If trying to quit smoking has become a bit of a challenge, researchers advise sniffing peppermint, coffee, and vanilla to curb the craving for cigarettes.
Smoking is a hard habit to break, and disrupting smoking routines may require more than just nicotine replacements such as gums and patches. A research from the University of Pittsburgh offers a new and promising intervention — smelling pleasant odors that act as olfactory cues.
The findings of the study may help increase the success rate of giving up smoking.
"Even with nicotine replacement, relapse is common," said Dr. Michael Sayette, lead author of the study published in the Journal of Abnormal Psychology.
Training The Olfactory Senses
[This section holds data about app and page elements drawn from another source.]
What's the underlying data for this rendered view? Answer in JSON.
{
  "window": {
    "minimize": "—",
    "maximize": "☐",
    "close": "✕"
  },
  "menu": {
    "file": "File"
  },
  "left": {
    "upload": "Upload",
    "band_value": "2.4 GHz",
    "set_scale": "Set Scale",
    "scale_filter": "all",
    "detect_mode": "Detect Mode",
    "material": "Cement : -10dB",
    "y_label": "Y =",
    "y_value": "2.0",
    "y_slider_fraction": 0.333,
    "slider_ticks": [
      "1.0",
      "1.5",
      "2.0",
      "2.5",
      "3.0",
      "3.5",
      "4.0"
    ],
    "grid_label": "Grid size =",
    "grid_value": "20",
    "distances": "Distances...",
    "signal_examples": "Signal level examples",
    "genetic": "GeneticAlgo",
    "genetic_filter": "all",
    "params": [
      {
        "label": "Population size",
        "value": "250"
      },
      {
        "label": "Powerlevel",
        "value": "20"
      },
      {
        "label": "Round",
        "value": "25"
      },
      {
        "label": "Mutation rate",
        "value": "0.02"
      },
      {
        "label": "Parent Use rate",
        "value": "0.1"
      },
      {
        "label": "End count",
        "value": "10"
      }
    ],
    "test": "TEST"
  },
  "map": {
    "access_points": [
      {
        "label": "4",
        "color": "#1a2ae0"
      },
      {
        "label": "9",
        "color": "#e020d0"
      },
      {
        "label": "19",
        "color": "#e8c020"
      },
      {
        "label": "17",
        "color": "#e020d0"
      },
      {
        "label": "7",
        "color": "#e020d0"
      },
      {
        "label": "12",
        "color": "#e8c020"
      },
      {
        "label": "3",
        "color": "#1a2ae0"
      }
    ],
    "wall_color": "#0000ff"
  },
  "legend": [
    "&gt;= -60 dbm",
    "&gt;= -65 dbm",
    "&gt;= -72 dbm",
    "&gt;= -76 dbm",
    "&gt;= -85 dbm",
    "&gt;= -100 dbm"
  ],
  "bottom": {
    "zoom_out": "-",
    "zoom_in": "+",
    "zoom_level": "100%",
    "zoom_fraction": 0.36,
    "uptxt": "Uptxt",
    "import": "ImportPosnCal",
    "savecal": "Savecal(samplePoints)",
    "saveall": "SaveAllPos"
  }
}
In the study, smokers were randomly assigned to sniff one of the three types of olfactory cues or aromas during their peak cravings. It turned out that smelling their favored scent has significantly decreased their cravings for cigarettes as compared to smelling only neutral odors or tobacco-related scents.
The effect of this reduced craving lasted for five minutes. About 90 percent of the participants said they could use pleasant smells to stave off their cravings for cigarette.
Coffee, vanilla, lemon, or other aromas could be used to control the urge to smoke. Chocolate, apple, and others scents that are generally considered as pleasant can also be used.
"Our research suggests that the use of pleasant odors shows promise for controlling nicotine cravings in individuals who are trying to quit smoking," said Sayette.
Curb The Cravings
Cravings and urges are inevitable part of quitting. Even those who have been smoke-free for some time can experience certain triggers that may cause cravings for cigarettes to come back. Experts say cravings usually last five to 10 minutes, and learning how to manage it takes practice.
Breathing through the cravings may also help. To do a breathing exercise, take slow, deep breaths while inhaling through the nose and exhaling through the mouth. Repeat this breathing pattern up to 10 times.
As for why the pleasant odors aided in reducing the cravings for cigarettes, Sayette said the aroma may have helped distract smokers from their thoughts of cravings to memories linked to the scents. However, further study is needed to confirm this hypothesis.
The study also highlights the need to conduct further research to test if pleasant odors may prove useful alone or in combination with existing approaches to smoking cessation interventions.
Current smoking rates have declined from 20.9 percent in 2005 to 14 percent in 2017, but about 34 million Americans still smoke. Many adult cigarette smokers want to quit smoking, but half of those who try relapse within two weeks. The Centers of Disease Control and Prevention is conducting the Tips From Former Smokers Campaign to assist people who want to quit tobacco smoking.